:: The problem ::
Type out every line below exactly as it reads.

*** Opening of Data shown ***

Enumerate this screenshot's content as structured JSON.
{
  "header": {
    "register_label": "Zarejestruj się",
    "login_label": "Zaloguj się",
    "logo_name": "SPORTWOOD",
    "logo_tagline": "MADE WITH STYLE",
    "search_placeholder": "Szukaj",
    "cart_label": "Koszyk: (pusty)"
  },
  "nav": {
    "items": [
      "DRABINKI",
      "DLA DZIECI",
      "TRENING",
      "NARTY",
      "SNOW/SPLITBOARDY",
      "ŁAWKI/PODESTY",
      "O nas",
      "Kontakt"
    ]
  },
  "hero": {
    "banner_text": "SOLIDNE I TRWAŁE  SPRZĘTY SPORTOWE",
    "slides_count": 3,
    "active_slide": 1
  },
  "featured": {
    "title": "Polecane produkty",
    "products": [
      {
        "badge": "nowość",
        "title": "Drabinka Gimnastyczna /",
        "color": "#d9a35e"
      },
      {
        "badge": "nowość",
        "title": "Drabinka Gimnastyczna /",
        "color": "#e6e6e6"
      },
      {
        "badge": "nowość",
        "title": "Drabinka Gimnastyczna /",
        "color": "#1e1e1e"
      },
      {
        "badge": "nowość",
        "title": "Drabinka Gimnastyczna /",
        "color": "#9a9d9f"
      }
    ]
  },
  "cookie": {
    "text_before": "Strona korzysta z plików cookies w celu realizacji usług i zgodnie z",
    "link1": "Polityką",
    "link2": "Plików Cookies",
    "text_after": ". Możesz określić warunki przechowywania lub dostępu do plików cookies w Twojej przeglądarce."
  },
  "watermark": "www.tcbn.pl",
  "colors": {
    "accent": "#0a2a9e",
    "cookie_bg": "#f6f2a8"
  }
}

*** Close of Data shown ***

:: Exercise response ::
Enumerate this screenshot's content as structured JSON.
{
  "header": {
    "register_label": "Zarejestruj się",
    "login_label": "Zaloguj się",
    "logo_name": "SPORTWOOD",
    "logo_tagline": "MADE WITH STYLE",
    "search_placeholder": "Szukaj",
    "cart_label": "Koszyk: (pusty)"
  },
  "nav": {
    "items": [
      "DRABINKI",
      "DLA DZIECI",
      "TRENING",
      "NARTY",
      "SNOW/SPLITBOARDY",
      "ŁAWKI/PODESTY",
      "O nas",
      "Kontakt"
    ]
  },
  "hero": {
    "banner_text": "SOLIDNE I TRWAŁE  SPRZĘTY SPORTOWE",
    "slides_count": 3,
    "active_slide": 1
  },
  "featured": {
    "title": "Polecane produkty",
    "products": [
      {
        "badge": "nowość",
        "title": "Drabinka Gimnastyczna /",
        "color": "#d9a35e"
      },
      {
        "badge": "nowość",
        "title": "Drabinka Gimnastyczna /",
        "color": "#e6e6e6"
      },
      {
        "badge": "nowość",
        "title": "Drabinka Gimnastyczna /",
        "color": "#1e1e1e"
      },
      {
        "badge": "nowość",
        "title": "Drabinka Gimnastyczna /",
        "color": "#9a9d9f"
      }
    ]
  },
  "cookie": {
    "text_before": "Strona korzysta z plików cookies w celu realizacji usług i zgodnie z",
    "link1": "Polityką",
    "link2": "Plików Cookies",
    "text_after": ". Możesz określić warunki przechowywania lub dostępu do plików cookies w Twojej przeglądarce."
  },
  "watermark": "www.tcbn.pl",
  "colors": {
    "accent": "#0a2a9e",
    "cookie_bg": "#f6f2a8"
  }
}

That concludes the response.